**WHAT YOU HAVE TO DO**
Looking at the entries, say how many lines contain the string "time". Offer nothing besides the number.

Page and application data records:
BEGIN
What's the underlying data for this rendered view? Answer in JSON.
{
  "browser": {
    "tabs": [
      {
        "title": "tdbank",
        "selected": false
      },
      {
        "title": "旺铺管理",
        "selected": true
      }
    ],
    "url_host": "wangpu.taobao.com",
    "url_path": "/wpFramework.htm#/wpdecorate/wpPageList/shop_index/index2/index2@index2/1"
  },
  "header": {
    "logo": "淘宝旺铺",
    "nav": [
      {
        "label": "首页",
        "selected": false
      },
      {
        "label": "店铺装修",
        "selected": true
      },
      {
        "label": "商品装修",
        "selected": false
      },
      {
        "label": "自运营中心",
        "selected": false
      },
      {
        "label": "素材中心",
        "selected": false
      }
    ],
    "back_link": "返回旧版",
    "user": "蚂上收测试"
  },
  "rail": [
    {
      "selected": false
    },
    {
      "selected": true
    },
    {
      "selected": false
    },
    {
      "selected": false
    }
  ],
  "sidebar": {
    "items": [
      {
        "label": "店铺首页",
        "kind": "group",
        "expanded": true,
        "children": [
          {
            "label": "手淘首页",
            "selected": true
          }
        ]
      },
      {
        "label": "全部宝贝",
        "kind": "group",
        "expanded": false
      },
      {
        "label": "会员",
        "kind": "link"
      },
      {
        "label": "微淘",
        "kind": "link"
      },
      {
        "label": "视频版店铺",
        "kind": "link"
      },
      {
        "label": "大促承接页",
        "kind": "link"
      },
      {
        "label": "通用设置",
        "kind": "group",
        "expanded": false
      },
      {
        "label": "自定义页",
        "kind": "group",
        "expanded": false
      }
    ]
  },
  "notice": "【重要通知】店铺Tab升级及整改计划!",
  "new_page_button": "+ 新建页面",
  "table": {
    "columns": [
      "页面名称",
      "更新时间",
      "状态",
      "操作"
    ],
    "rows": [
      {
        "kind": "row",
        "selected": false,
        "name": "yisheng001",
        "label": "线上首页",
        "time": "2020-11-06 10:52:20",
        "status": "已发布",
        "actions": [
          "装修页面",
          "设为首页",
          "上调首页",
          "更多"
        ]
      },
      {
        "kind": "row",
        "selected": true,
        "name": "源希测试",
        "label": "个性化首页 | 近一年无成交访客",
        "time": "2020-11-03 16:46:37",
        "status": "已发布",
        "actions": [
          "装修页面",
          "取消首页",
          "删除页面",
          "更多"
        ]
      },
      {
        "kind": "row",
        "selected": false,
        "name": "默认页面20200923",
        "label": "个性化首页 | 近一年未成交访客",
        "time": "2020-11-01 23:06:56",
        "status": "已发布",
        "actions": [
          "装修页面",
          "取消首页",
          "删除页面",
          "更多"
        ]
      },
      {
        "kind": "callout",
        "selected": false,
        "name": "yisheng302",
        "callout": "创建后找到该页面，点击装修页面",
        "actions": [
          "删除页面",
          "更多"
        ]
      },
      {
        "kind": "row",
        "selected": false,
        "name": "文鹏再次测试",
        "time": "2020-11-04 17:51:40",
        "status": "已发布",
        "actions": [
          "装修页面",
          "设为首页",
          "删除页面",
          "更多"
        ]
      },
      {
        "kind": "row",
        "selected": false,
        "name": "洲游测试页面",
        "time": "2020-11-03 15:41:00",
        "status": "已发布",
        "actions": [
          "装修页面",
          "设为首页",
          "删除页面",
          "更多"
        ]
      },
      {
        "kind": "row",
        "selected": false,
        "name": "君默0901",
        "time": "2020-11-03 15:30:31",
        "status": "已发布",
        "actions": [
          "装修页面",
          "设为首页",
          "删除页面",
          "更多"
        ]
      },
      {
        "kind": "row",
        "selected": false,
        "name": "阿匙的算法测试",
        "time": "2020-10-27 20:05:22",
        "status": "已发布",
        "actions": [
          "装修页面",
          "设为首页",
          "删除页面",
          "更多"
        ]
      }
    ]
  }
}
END
**RESPONSE BELOW**
7